Reading and math results in grades 4 and 8 from the first large-scale digital administration of the National Assessment of Educational Progress (NAEP) will be released early next year, and Peggy Carr, acting commissioner of the National Center for Education Statistics (NCES), said in a conference call briefing on Tuesday that she is “optimistic” that NCES will able to maintain the trend line in performance “across all states, all jurisdictions and all the subgroups.”
While results are normally released in October, the additional time was needed for careful analysis in which NCES compared student performance on the digitally based assessments with that of students who took traditional paper-and-pencil assessments. While digital devices have been used for some NAEP assessments in the past, such as for science interactive computer tasks, writing, and technology and engineering literacy, NCES is now making a “full transition over to a digital environment,” Bill Bushaw, executive director of the National Assessment Governing Board, said during the briefing.
NCES began piloting digital reading and math assessments in 2015 by having small groups take the online reading and math assessments while the majority of students were still using the old format. Then this year, the process was flipped to having the majority using the online platform and a smaller sample using the paper tests as a way to determine whether the format affected student performance. Carr adds that NCES went through a period of “play testing” with groups of students to familiarize them with the format and to collect feedback on sample items. Tutorials are also available for students.

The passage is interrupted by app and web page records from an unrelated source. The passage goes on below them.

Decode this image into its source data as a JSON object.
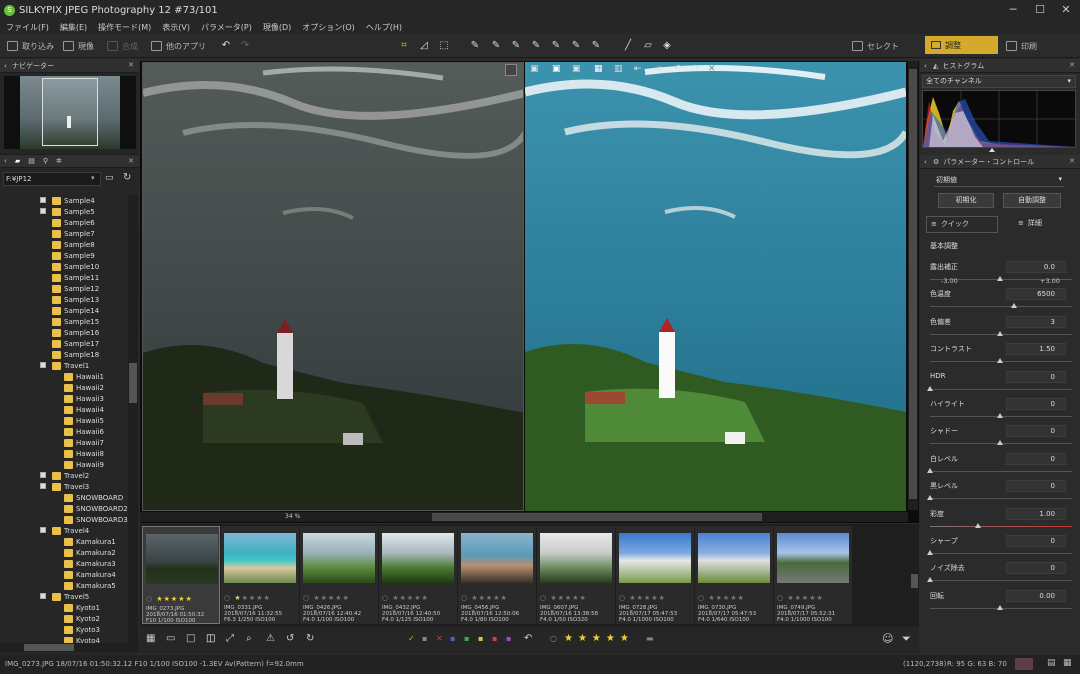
{
  "app": {
    "title": "SILKYPIX JPEG Photography 12   #73/101"
  },
  "menu": [
    "ファイル(F)",
    "編集(E)",
    "操作モード(M)",
    "表示(V)",
    "パラメータ(P)",
    "現像(D)",
    "オプション(O)",
    "ヘルプ(H)"
  ],
  "toolbar": {
    "import": "取り込み",
    "develop": "現像",
    "compose": "合成",
    "other_apps": "他のアプリ",
    "select": "セレクト",
    "adjust": "調整",
    "print": "印刷"
  },
  "navigator": {
    "title": "ナビゲーター"
  },
  "folder": {
    "path": "F:¥JP12"
  },
  "tree": [
    {
      "label": "Sample4",
      "level": 1,
      "exp": "+"
    },
    {
      "label": "Sample5",
      "level": 1,
      "exp": "+"
    },
    {
      "label": "Sample6",
      "level": 1
    },
    {
      "label": "Sample7",
      "level": 1
    },
    {
      "label": "Sample8",
      "level": 1
    },
    {
      "label": "Sample9",
      "level": 1
    },
    {
      "label": "Sample10",
      "level": 1
    },
    {
      "label": "Sample11",
      "level": 1
    },
    {
      "label": "Sample12",
      "level": 1
    },
    {
      "label": "Sample13",
      "level": 1
    },
    {
      "label": "Sample14",
      "level": 1
    },
    {
      "label": "Sample15",
      "level": 1
    },
    {
      "label": "Sample16",
      "level": 1
    },
    {
      "label": "Sample17",
      "level": 1
    },
    {
      "label": "Sample18",
      "level": 1
    },
    {
      "label": "Travel1",
      "level": 1,
      "exp": "-"
    },
    {
      "label": "Hawaii1",
      "level": 2
    },
    {
      "label": "Hawaii2",
      "level": 2
    },
    {
      "label": "Hawaii3",
      "level": 2
    },
    {
      "label": "Hawaii4",
      "level": 2
    },
    {
      "label": "Hawaii5",
      "level": 2
    },
    {
      "label": "Hawaii6",
      "level": 2
    },
    {
      "label": "Hawaii7",
      "level": 2
    },
    {
      "label": "Hawaii8",
      "level": 2
    },
    {
      "label": "Hawaii9",
      "level": 2
    },
    {
      "label": "Travel2",
      "level": 1,
      "exp": "+"
    },
    {
      "label": "Travel3",
      "level": 1,
      "exp": "-"
    },
    {
      "label": "SNOWBOARD",
      "level": 2
    },
    {
      "label": "SNOWBOARD2",
      "level": 2
    },
    {
      "label": "SNOWBOARD3",
      "level": 2
    },
    {
      "label": "Travel4",
      "level": 1,
      "exp": "-"
    },
    {
      "label": "Kamakura1",
      "level": 2
    },
    {
      "label": "Kamakura2",
      "level": 2
    },
    {
      "label": "Kamakura3",
      "level": 2
    },
    {
      "label": "Kamakura4",
      "level": 2
    },
    {
      "label": "Kamakura5",
      "level": 2
    },
    {
      "label": "Travel5",
      "level": 1,
      "exp": "-"
    },
    {
      "label": "Kyoto1",
      "level": 2
    },
    {
      "label": "Kyoto2",
      "level": 2
    },
    {
      "label": "Kyoto3",
      "level": 2
    },
    {
      "label": "Kyoto4",
      "level": 2
    }
  ],
  "viewer": {
    "zoom": "34"
  },
  "filmstrip": [
    {
      "name": "IMG_0273.JPG",
      "date": "2018/07/16 01:50:32",
      "exif": "F10 1/100 ISO100",
      "stars": 5,
      "scene": "light",
      "selected": true
    },
    {
      "name": "IMG_0331.JPG",
      "date": "2018/07/16 11:32:55",
      "exif": "F6.3 1/250 ISO100",
      "stars": 1,
      "scene": "beach"
    },
    {
      "name": "IMG_0426.JPG",
      "date": "2018/07/16 12:40:42",
      "exif": "F4.0 1/100 ISO100",
      "stars": 0,
      "scene": "palm"
    },
    {
      "name": "IMG_0432.JPG",
      "date": "2018/07/16 12:40:50",
      "exif": "F4.0 1/125 ISO100",
      "stars": 0,
      "scene": "palm2"
    },
    {
      "name": "IMG_0456.JPG",
      "date": "2018/07/16 12:50:06",
      "exif": "F4.0 1/80 ISO100",
      "stars": 0,
      "scene": "woman"
    },
    {
      "name": "IMG_0607.JPG",
      "date": "2018/07/16 13:38:58",
      "exif": "F4.0 1/50 ISO320",
      "stars": 0,
      "scene": "sign"
    },
    {
      "name": "IMG_0728.JPG",
      "date": "2018/07/17 05:47:53",
      "exif": "F4.0 1/1000 ISO100",
      "stars": 0,
      "scene": "house"
    },
    {
      "name": "IMG_0730.JPG",
      "date": "2018/07/17 05:47:53",
      "exif": "F4.0 1/640 ISO100",
      "stars": 0,
      "scene": "house2"
    },
    {
      "name": "IMG_0749.JPG",
      "date": "2018/07/17 05:52:31",
      "exif": "F4.0 1/1000 ISO100",
      "stars": 0,
      "scene": "street"
    }
  ],
  "histogram": {
    "title": "ヒストグラム",
    "channel": "全てのチャンネル"
  },
  "params": {
    "title": "パラメーター・コントロール",
    "preset": "初期値",
    "init_btn": "初期化",
    "auto_btn": "自動調整",
    "quick_tab": "クイック",
    "detail_tab": "詳細",
    "section": "基本調整",
    "rows": [
      {
        "label": "露出補正",
        "value": "0.0",
        "min": "-3.00",
        "max": "+3.00",
        "pos": 0.5
      },
      {
        "label": "色温度",
        "value": "6500",
        "pos": 0.6
      },
      {
        "label": "色偏差",
        "value": "3",
        "pos": 0.5
      },
      {
        "label": "コントラスト",
        "value": "1.50",
        "pos": 0.5
      },
      {
        "label": "HDR",
        "value": "0",
        "pos": 0.0
      },
      {
        "label": "ハイライト",
        "value": "0",
        "pos": 0.5
      },
      {
        "label": "シャドー",
        "value": "0",
        "pos": 0.5
      },
      {
        "label": "白レベル",
        "value": "0",
        "pos": 0.0
      },
      {
        "label": "黒レベル",
        "value": "0",
        "pos": 0.0
      },
      {
        "label": "彩度",
        "value": "1.00",
        "pos": 0.34
      },
      {
        "label": "シャープ",
        "value": "0",
        "pos": 0.0
      },
      {
        "label": "ノイズ除去",
        "value": "0",
        "pos": 0.0
      },
      {
        "label": "回転",
        "value": "0.00",
        "pos": 0.5
      }
    ]
  },
  "status": {
    "left": "IMG_0273.JPG 18/07/16 01:50:32.12 F10 1/100 ISO100 -1.3EV Av(Pattern) f=92.0mm",
    "coords": "(1120,2738)",
    "rgb": "R: 95 G: 63 B: 70"
  }
}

In keeping with the move to digitally based assessments at the state level, NAEP’s transition to an online format will allow NCES to measure students’ learning in new ways and to collect data, for example, on how long students spend on a math task, how long they take to read a passage or what tools on the computer they use to help them solve a problem. This data, Carr says, “enriches reporting” and will contribute to the development of future test items. Some tasks might also now include audio, video or multimedia.
In 2018, the civics, geography and U.S. history tests will also be digitally based. NAEP also provides all the equipment needed for students to take the assessments, including tablets with keyboards, earbuds, a stylus, an administrator tablet, a closed wireless network and a field staff to set it all up.